Continue reading to learn more about the 2017 Nissan GT-R Nismo.
1972 Nissan Skyline GT-R Hakosuka
In the world of high-end Japanese performance machines, it’s mighty difficult to top the Nissan GT-R. But like the folded steel of a katana, the twin-turbo AWD track weapon we know and love today is the product of meticulous refinement, and it all started with this: the Skyline GT-R Hakosuka. Now nearly five decades old, the Hakosuka was the first Nissan to bear the highly respected three-letter badge currently considered a synonym for speed, and it set the precedent by way of a high-revving six-cylinder engine, exceptional handling prowess, and a reputation for on-track dominance.
These days, there’s renewed interest in the Hakosuka, as evidenced by skyrocketing auction prices and the number of GT-R “clones” popping up on street corners around the world. But the prize, of course, is unrestored and unmodified, a combination that can command nearly a quarter million dollars on the block.

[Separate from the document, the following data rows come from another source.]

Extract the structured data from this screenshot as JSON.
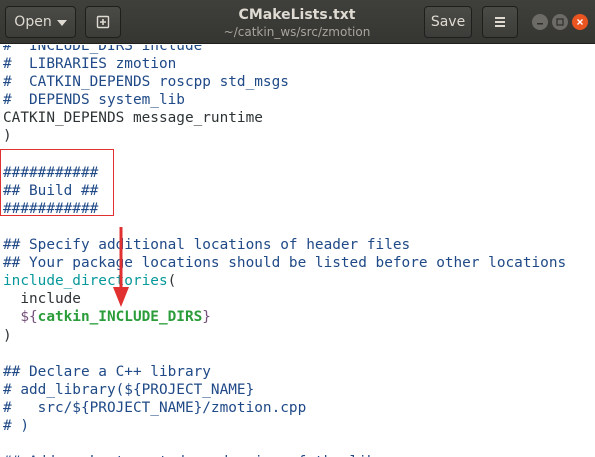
{
  "header": {
    "open_label": "Open",
    "title": "CMakeLists.txt",
    "subtitle": "~/catkin_ws/src/zmotion",
    "save_label": "Save",
    "icons": [
      "new-document-icon",
      "hamburger-menu-icon",
      "minimize-icon",
      "maximize-icon",
      "close-icon"
    ]
  },
  "editor": {
    "lines": [
      {
        "cls": "c-comment",
        "text": "#  INCLUDE_DIRS include"
      },
      {
        "cls": "c-comment",
        "text": "#  LIBRARIES zmotion"
      },
      {
        "cls": "c-comment",
        "text": "#  CATKIN_DEPENDS roscpp std_msgs"
      },
      {
        "cls": "c-comment",
        "text": "#  DEPENDS system_lib"
      },
      {
        "cls": "",
        "text": "CATKIN_DEPENDS message_runtime"
      },
      {
        "cls": "",
        "text": ")"
      },
      {
        "cls": "",
        "text": ""
      },
      {
        "cls": "c-comment",
        "text": "###########"
      },
      {
        "cls": "c-comment",
        "text": "## Build ##"
      },
      {
        "cls": "c-comment",
        "text": "###########"
      },
      {
        "cls": "",
        "text": ""
      },
      {
        "cls": "c-comment",
        "text": "## Specify additional locations of header files"
      },
      {
        "cls": "c-comment",
        "text": "## Your package locations should be listed before other locations"
      },
      {
        "cls": "func",
        "text": "include_directories",
        "rest": "("
      },
      {
        "cls": "",
        "text": "  include"
      },
      {
        "cls": "var",
        "text": "catkin_INCLUDE_DIRS"
      },
      {
        "cls": "",
        "text": ")"
      },
      {
        "cls": "",
        "text": ""
      },
      {
        "cls": "c-comment",
        "text": "## Declare a C++ library"
      },
      {
        "cls": "c-comment",
        "text": "# add_library(${PROJECT_NAME}"
      },
      {
        "cls": "c-comment",
        "text": "#   src/${PROJECT_NAME}/zmotion.cpp"
      },
      {
        "cls": "c-comment",
        "text": "# )"
      },
      {
        "cls": "",
        "text": ""
      },
      {
        "cls": "c-comment",
        "text": "## Add cmake target dependencies of the library"
      }
    ]
  },
  "annotation": {
    "box_color": "#e03030",
    "arrow_color": "#e03030"
  }
}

Why so much? Read on to find out.
Updated 08/22/2016: We added a series of images taken during the car’s presentation by Gooding & Company at the 2016 Pebble Beach Concours. And, believe it or not, this car failed to sell.
Note: All images courtesy of Gooding & Company.
Continue reading to learn more about the Nissan Skyline GT-R Hakosuka.
2017 Nissan GT-R
Now that the New York Auto Show has kicked off, we’re excited to announce that we’ve laid eyes on the refreshed 2017 Nissan GT-R. Thanks to a thorough makeover, the GT-R sports a fresh front end, a more refined rear end, and a new look inside as well. While all this is fun to talk about, most of the changes to the exterior are for optimized aerodynamics.
Hiroshi Tamura, Nissan’s Chief Product Specialist for the GT-R, Z-Car, and NISMO, said, “The new GT-R delivers a heart-pounding driving experience at all times, on any road, for whoever sits in the driver’s seat. We have continued to push its performance boundaries to the limit – it’s even more potent than before. At the same time, refinement has been added to take the driving experience to an entirely new level. We’re proud to bring you what we feel is the ultimate GT-R that possesses amazing performance, newfound civility, and a rich racing history.”
That’s right, unlike most refreshed vehicles, Nissan actually managed to squeeze a little more juice out of the GT-R’s 3.8-liter V-6, and that in itself is worth talking about. So, with that said, let’s dive on into the 2017 GT-R and go over all these new developments that promise to make Nissan’s resident and most desired sports car that much more awesome than before.
Updated 06/01/2016: Nissan announced U.S. prices for the 2017 GT-R. Check the "Prices" section to see how much it costs and what does it bring new when compared to the 2016 model year.
Continue reading to learn more about the 2017 Nissan GT-R.